Dodge Ram and Durango May Get Shifter Recall

Fiat Chrysler is undergoing a new series of investigations into their dial-actuated shifters used in many of their automatic transmission-equipped vehicles. This time, Dodge models, including the model years 2014 to 2016 Durango, and the 2013 to 2017 Ram Truck are under investigation by the National Highway Traffic Safety Administration (NHTSA) because the vehicles roll away after they have been shifted into park. The dial-actuated shifters use an electronic rotary controller to actuate the mechanical shifting mechanisms inside the transmission and the actuators do not effectively shift into park in some cases, allowing the vehicle to roll away from the intended position if the vehicle is left on a slight grade without any additional resistance to movement. NHTSA is gathering information to formulate an official recall for the Durango and Ram Truck vehicles. At this point, NHTSA is investigating how frequently and how severe the reported roll-away cases are to determine a plan of action for the recall. Up to this point, there have been 43 reported cases of Durangos or Rams moving away from the driver after the shifter was put in park, and of these 43 cases, 25 have resulted in crashes or property damage, and approximately nine incidents have resulted in personal injuries, but no fatalities have been reported due to this issue. The dial-actuated shifter mechanism is different than the mechanism used by Chrysler in their Charger, Chrysler 300, and Grand Cherokee models that has already been recalled on over 1.1 million vehicles, however the actuation process is very similar to the previously-recalled unit. NHTSA expects that the recall of the Durango and Ram models will affect over 1 million vehicles. Taken from Motor1

Takata Airbag Recall on Fast Track to Completion
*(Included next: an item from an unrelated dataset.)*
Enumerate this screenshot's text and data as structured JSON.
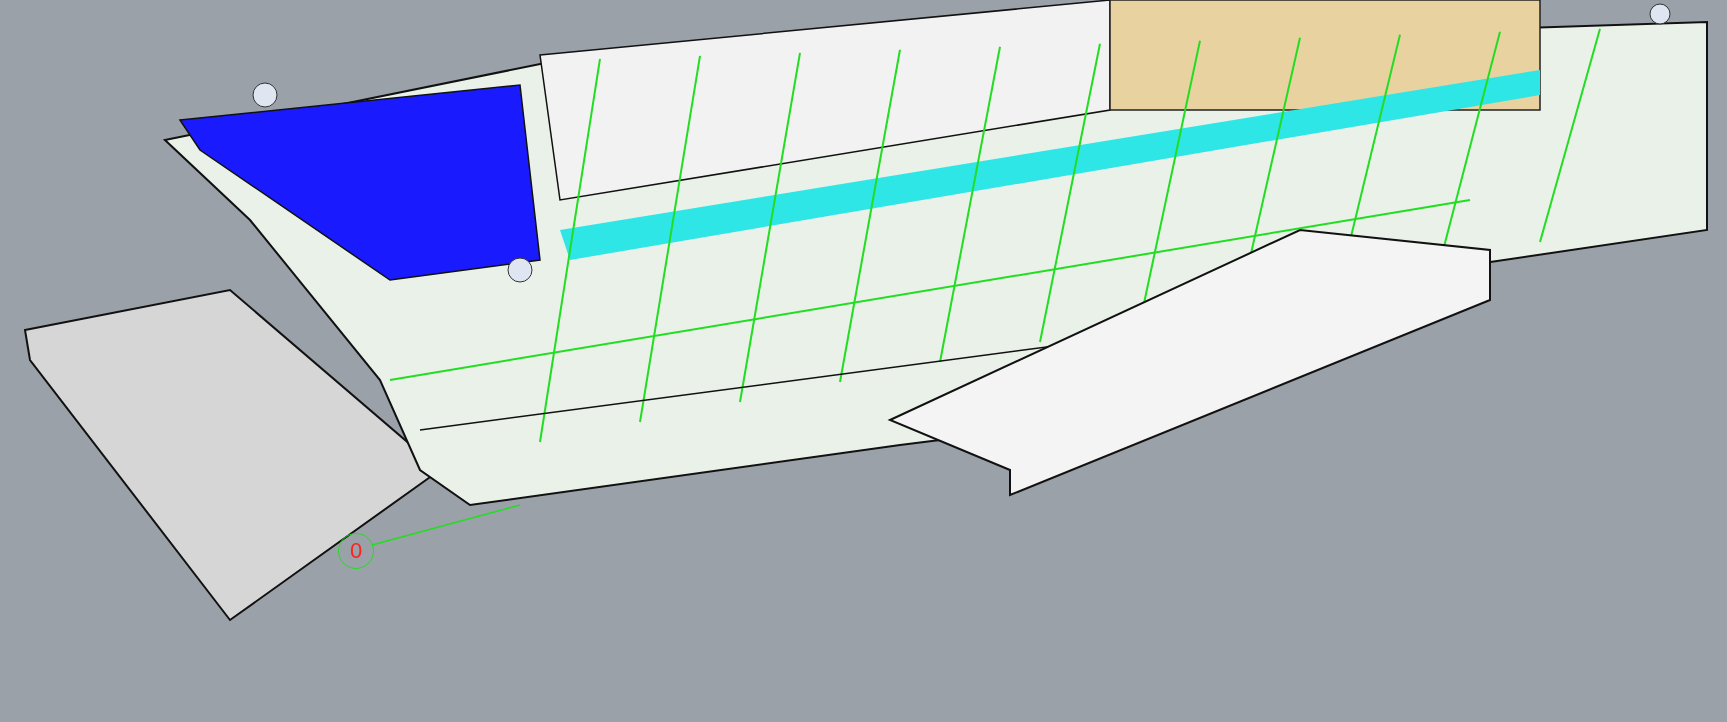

U.S. Transportation Secretary Anthony Foxx is eager to have all affected Takata-brand airbags replaced in passenger vehicles. “The Department of Transportation is maintaining its aggressive oversight of the efforts to recall Takata airbags as quickly as possible…” Foxx stated in a recent press conference. The NHTSA is actively overseeing the recall of the Takata airbags because the recall is so widespread and the affects of failing airbag units is so devastating. In fact, the recall is considered the largest safety recall ever for the automotive industry. The airbag recall potentially affects up to 69 million airbag inflators that are in place on approximately 42 million vehicles worldwide. (to find out if your vehicle has an affected airbag, please click on the following link: http://www.safercar.gov/rs/takata/takatalist.html) Foxx stated that the NHTSA will be prioritizing the recall by recalling the highest risk vehicles first, then working down the list to the lowest risk vehicles on the massive list towards the end of the recall. This procedure is in an attempt to minimize the chances of personal injury or death due to the faulty airbags in the event that the airbag malfunctions. Historically speaking, there have been 11 reported deaths in the USA that are attributed to the Takata airbags malfunctioning. 184 people have been injured by the airbags. This information taken from: motor1